Input data Block Start

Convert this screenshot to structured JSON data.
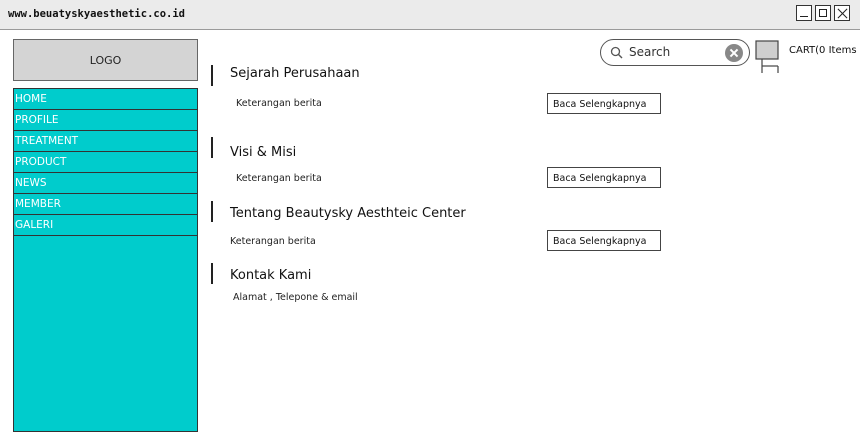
{
  "browser": {
    "url": "www.beuatyskyaesthetic.co.id"
  },
  "logo": {
    "label": "LOGO"
  },
  "nav": {
    "items": [
      {
        "label": "HOME"
      },
      {
        "label": "PROFILE"
      },
      {
        "label": "TREATMENT"
      },
      {
        "label": "PRODUCT"
      },
      {
        "label": "NEWS"
      },
      {
        "label": "MEMBER"
      },
      {
        "label": "GALERI"
      }
    ]
  },
  "header": {
    "search_placeholder": "Search",
    "cart_label": "CART(0 Items"
  },
  "sections": [
    {
      "title": "Sejarah Perusahaan",
      "desc": "Keterangan berita",
      "button": "Baca Selengkapnya"
    },
    {
      "title": "Visi & Misi",
      "desc": "Keterangan berita",
      "button": "Baca Selengkapnya"
    },
    {
      "title": "Tentang Beautysky Aesthteic Center",
      "desc": "Keterangan berita",
      "button": "Baca Selengkapnya"
    },
    {
      "title": "Kontak Kami",
      "desc": "Alamat , Telepone & email"
    }
  ]
}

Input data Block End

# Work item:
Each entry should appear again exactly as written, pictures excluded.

# Result:
Convert this screenshot to structured JSON data.
{
  "browser": {
    "url": "www.beuatyskyaesthetic.co.id"
  },
  "logo": {
    "label": "LOGO"
  },
  "nav": {
    "items": [
      {
        "label": "HOME"
      },
      {
        "label": "PROFILE"
      },
      {
        "label": "TREATMENT"
      },
      {
        "label": "PRODUCT"
      },
      {
        "label": "NEWS"
      },
      {
        "label": "MEMBER"
      },
      {
        "label": "GALERI"
      }
    ]
  },
  "header": {
    "search_placeholder": "Search",
    "cart_label": "CART(0 Items"
  },
  "sections": [
    {
      "title": "Sejarah Perusahaan",
      "desc": "Keterangan berita",
      "button": "Baca Selengkapnya"
    },
    {
      "title": "Visi & Misi",
      "desc": "Keterangan berita",
      "button": "Baca Selengkapnya"
    },
    {
      "title": "Tentang Beautysky Aesthteic Center",
      "desc": "Keterangan berita",
      "button": "Baca Selengkapnya"
    },
    {
      "title": "Kontak Kami",
      "desc": "Alamat , Telepone & email"
    }
  ]
}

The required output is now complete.